They called him 'The Kid'

Friday, May 29, 2009

My cell phone rang and I spoke with the caller who was trying to reach someone else named Clint during the Memorial Day weekend.

It turned out to be Sarah Dean, grandmother of Daniel B. McClenney, the U.S. Marine who was killed by enemy gunfire from two ambush positions on June 24, 2004 in the Konar Province of Afghanistan.

McClenney was from Flat Creek in Bedford County where his grandmother lives. She was trying to reach her son, Clint, from a previous marriage. Apparently, she has my number listed in her address book just by my first name.

A Bronze Star was posthumously awarded to Pfc. McClenney during a ceremony in April 2005 at the Bedford County Courthouse. Mrs. Dean and I met because of the ceremony.

Just as we should always treat each other as if it was Christmas or Easter, it's altogether fitting that we remember people like McClenney at times other than Memorial Day.

McClenney's fire team was looking for enemy militia and got caught in the crossfire.

"The enemy would have dealt a detrimental blow [to a coalition base] ... had Pfc. McClenney's fire team not reacted in a quick and decisive manner," Gordon R. England, secretary of the Navy, who served as the first deputy secretary of Homeland Security, wrote of the day McClenney died.

"McClenney continued to engage the enemy despite being wounded on the initial burst of enemy fire.
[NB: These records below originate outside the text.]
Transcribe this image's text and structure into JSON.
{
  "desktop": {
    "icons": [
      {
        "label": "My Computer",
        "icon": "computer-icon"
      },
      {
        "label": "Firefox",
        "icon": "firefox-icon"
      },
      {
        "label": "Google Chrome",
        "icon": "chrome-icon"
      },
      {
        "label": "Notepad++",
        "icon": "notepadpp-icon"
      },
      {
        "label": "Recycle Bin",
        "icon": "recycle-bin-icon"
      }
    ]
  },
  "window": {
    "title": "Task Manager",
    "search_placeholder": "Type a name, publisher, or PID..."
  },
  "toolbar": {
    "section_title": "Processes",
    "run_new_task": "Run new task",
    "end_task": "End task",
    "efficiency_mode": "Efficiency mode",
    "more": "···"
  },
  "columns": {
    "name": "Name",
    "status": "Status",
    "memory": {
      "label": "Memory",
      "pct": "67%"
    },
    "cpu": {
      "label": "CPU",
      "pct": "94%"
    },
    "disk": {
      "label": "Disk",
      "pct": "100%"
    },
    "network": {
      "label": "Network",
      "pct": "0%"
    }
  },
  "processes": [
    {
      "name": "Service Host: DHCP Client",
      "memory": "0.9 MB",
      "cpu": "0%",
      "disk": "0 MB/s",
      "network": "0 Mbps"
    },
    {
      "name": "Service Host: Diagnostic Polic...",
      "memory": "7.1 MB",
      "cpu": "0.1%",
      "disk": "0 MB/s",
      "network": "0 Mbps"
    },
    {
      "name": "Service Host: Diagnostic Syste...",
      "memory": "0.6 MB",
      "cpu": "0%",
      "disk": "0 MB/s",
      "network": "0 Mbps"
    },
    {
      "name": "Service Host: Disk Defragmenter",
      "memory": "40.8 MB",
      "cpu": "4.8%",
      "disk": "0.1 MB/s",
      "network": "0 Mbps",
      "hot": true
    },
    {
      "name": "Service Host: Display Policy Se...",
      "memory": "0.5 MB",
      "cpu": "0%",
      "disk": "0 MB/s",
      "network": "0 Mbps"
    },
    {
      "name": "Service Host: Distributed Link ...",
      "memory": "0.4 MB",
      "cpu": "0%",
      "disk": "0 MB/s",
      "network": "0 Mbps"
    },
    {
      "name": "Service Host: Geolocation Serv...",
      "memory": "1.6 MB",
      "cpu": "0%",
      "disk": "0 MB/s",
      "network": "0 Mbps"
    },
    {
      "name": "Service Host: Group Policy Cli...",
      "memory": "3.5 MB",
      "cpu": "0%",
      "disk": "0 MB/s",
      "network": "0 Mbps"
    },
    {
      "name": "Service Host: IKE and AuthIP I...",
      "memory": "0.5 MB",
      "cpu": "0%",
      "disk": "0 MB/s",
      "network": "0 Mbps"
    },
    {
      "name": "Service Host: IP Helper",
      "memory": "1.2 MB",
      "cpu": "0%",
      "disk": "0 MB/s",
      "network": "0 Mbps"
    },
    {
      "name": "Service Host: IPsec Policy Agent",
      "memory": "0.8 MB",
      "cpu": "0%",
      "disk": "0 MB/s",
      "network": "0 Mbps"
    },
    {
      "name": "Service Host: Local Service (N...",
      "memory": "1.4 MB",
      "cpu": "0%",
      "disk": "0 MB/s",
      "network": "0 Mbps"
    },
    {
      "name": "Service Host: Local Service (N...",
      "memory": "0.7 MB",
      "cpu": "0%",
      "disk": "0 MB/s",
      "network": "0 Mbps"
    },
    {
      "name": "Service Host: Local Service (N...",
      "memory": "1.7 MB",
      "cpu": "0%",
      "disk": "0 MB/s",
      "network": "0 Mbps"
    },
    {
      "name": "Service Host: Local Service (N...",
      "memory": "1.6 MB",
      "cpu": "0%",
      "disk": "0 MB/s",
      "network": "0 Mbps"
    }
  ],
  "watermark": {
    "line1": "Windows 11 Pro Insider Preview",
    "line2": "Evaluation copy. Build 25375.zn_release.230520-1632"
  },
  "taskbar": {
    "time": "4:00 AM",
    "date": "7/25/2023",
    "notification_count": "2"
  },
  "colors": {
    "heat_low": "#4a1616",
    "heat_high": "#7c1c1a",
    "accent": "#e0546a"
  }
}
After his team leader was killed, he took over radio communications and gave constant situation reports to the firebase and quick reaction force for 30 minutes.

"McClenney aggressively exchanged fire with the enemy while simultaneously requesting medical evacuation for his entire team," England said. "With a severe wound to his abdomen and a broken arm ... McClenney displayed an indomitable fighting spirit as he fought hand-to-hand, until he was mortally wounded."

Sarah Dean has memorized that chain of events if not those words.

PVC pipe has been placed next to McClenney's head stone in his small community's cemetery, Sarah Dean told me. It's a place where the staff of an American flag may be placed for Decoration Day and other important dates on our American calendars.

To remember her grandson every day, Sarah Dean has kept his room a certain way: "You can just sit there and see him grow up" by looking at the pictures.

"He was a smart kid," she said.

While he had religion in his life, Sarah Dean says she doesn't think he was praying in his last half hour.

"He was damned mad," she said, having spoken with his fellow Marines.

Some of them returned because of him and were in the Bedford County Circuit Courtroom where we spoke about Daniel. They'd been comrades in the best sense of the word.

Before he left for Afghanistan, he said he might not come back and he took steps to be kind to his family.

His comrades signed a shirt he'd worn with them and gave it to Sarah Dean.

"They called him 'The Kid,' because he was so young, she said.

Soon it will be five years since McClenney went down fighting.

In those years, "On Christmas Eve... and every now and then," Sarah Dean says, "the light in his room comes on."

It's not a haint, she says.

"It's Daniel telling me he's still with me."